The inefficiencies related to endogenous product creation and variety under monopolistic competition are two-fold: one static—the misalignment between consumers and producers regarding the value of a new variety; and one dynamic—time variation in markups. When production factors (labor and physical capital) are elastic and traded in competitive markets, further distortions appear. Appropriate taxation schemes can restore optimality if they preserve entry incentives. Quantitatively, the welfare costs of each distortion by itself amounts to 2 to 5 percent of consumption. But their overall cost when jointly present is greatly magnified, and generates up to a 25 percent welfare loss.
Bilbiie, Florin O., Fabio Ghironi, and Marc J. Melitz.
"Monopoly Power and Endogenous Product Variety: Distortions and Remedies."
American Economic Journal: Macroeconomics,
Firm Behavior: Theory
Market Structure, Pricing, and Design: Oligopoly and Other Forms of Market Imperfection
Taxation and Subsidies: Efficiency; Optimal Taxation
Business Taxes and Subsidies including sales and value-added (VAT)

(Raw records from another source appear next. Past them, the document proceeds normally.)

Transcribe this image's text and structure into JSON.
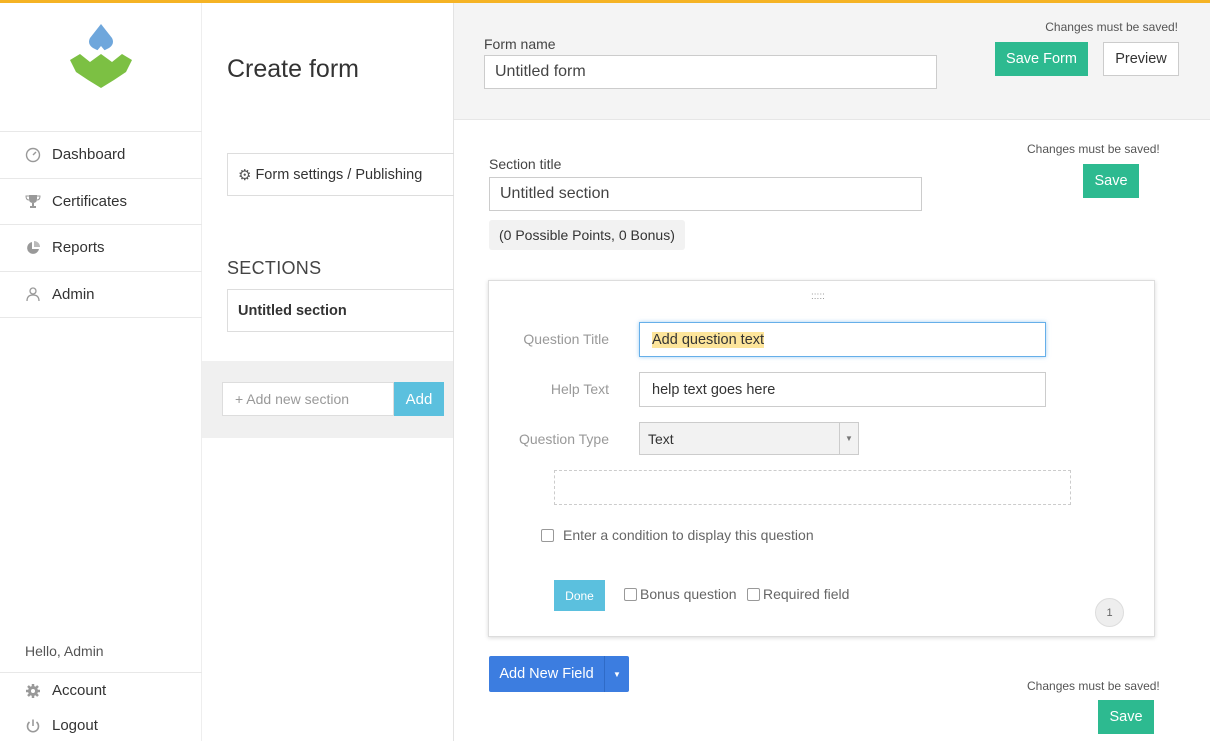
{
  "brand": {
    "accent": "#f5b324",
    "primary_green": "#2dba90",
    "info_blue": "#5bc0de",
    "action_blue": "#3c7de0"
  },
  "nav": {
    "items": [
      {
        "label": "Dashboard",
        "icon": "dashboard-icon"
      },
      {
        "label": "Certificates",
        "icon": "trophy-icon"
      },
      {
        "label": "Reports",
        "icon": "pie-chart-icon"
      },
      {
        "label": "Admin",
        "icon": "users-icon"
      }
    ],
    "greeting": "Hello, Admin",
    "account_label": "Account",
    "logout_label": "Logout"
  },
  "middle": {
    "page_title": "Create form",
    "form_settings_label": "Form settings / Publishing",
    "sections_header": "SECTIONS",
    "sections": [
      "Untitled section"
    ],
    "add_section_placeholder": "+ Add new section",
    "add_button_label": "Add"
  },
  "header": {
    "form_name_label": "Form name",
    "form_name_value": "Untitled form",
    "changes_note": "Changes must be saved!",
    "save_form_label": "Save Form",
    "preview_label": "Preview"
  },
  "section": {
    "title_label": "Section title",
    "title_value": "Untitled section",
    "changes_note": "Changes must be saved!",
    "save_label": "Save",
    "points": "(0 Possible Points, 0 Bonus)"
  },
  "question": {
    "drag_handle": ":::::",
    "title_label": "Question Title",
    "title_value": "Add question text",
    "help_label": "Help Text",
    "help_value": "help text goes here",
    "type_label": "Question Type",
    "type_value": "Text",
    "condition_label": "Enter a condition to display this question",
    "done_label": "Done",
    "bonus_label": "Bonus question",
    "required_label": "Required field",
    "number": "1"
  },
  "footer": {
    "add_field_label": "Add New Field",
    "changes_note": "Changes must be saved!",
    "save_label": "Save"
  }
}
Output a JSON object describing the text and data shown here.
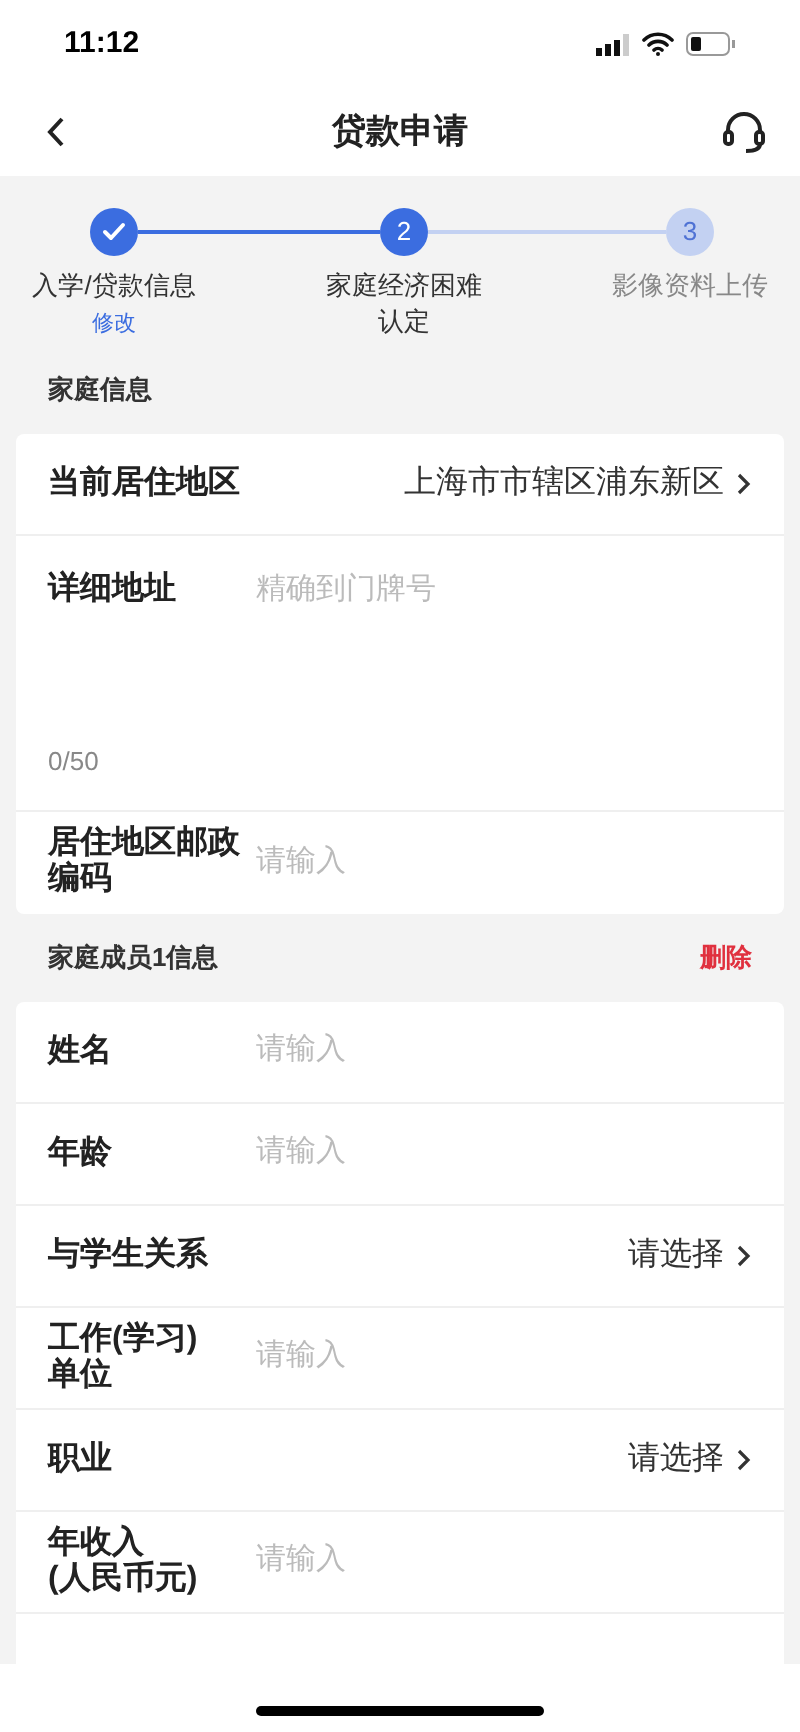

Fiscal Policies and Behavior of Economic Agents: Firm
Oligopoly and Other Imperfect Markets